### TASK BRIEF
Go through the records below line by line. Count the lines with "Contacts" and give the count alone.

### SOURCE DATA

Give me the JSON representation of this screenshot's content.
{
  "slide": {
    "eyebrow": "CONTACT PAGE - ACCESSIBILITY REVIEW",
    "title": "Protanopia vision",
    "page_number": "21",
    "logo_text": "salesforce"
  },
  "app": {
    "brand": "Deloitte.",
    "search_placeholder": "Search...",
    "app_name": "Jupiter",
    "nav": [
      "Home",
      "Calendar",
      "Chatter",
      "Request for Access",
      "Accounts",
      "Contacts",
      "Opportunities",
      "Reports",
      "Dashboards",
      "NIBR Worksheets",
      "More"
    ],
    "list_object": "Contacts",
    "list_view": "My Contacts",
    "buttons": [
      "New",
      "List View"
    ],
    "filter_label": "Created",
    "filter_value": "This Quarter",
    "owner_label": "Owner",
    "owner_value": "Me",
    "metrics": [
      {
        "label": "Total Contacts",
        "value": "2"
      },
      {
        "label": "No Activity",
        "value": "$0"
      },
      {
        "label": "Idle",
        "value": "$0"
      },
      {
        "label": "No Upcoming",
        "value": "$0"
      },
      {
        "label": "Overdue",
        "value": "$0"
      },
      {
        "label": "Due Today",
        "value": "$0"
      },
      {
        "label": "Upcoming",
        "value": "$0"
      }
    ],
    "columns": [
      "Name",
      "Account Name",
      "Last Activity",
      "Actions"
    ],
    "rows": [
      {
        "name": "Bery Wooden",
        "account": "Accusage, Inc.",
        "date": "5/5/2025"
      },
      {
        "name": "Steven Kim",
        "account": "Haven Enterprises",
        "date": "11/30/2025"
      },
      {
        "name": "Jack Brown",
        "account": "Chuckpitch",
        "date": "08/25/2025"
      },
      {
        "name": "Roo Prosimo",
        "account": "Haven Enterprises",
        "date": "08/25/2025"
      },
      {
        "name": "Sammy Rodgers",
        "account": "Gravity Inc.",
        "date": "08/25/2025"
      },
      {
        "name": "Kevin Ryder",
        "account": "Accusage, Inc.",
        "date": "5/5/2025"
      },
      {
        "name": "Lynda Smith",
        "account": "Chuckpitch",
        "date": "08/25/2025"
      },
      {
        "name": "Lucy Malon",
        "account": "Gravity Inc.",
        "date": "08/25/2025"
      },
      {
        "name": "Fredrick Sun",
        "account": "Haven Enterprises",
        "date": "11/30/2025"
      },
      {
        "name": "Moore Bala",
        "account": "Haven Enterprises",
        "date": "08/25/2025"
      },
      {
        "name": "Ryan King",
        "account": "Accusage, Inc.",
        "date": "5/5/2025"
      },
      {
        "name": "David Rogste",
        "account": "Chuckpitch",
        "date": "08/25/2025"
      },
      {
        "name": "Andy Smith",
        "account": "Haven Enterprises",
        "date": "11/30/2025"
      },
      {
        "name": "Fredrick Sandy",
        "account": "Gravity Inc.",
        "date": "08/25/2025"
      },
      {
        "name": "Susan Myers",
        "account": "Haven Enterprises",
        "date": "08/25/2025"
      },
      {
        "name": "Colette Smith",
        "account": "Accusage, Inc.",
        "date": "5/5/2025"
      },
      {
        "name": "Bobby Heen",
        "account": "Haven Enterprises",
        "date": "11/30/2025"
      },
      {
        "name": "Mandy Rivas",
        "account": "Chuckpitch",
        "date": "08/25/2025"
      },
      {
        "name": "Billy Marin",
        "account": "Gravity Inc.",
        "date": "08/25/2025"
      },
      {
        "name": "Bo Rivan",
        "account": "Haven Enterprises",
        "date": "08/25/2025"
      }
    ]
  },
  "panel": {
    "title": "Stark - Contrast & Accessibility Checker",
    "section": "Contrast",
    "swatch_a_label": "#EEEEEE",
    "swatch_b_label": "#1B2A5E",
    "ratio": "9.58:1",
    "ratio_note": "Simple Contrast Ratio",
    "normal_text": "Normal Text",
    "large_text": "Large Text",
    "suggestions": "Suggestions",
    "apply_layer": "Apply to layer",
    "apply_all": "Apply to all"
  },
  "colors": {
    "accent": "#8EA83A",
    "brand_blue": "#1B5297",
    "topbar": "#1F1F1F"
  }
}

### TASK RESPONSE
4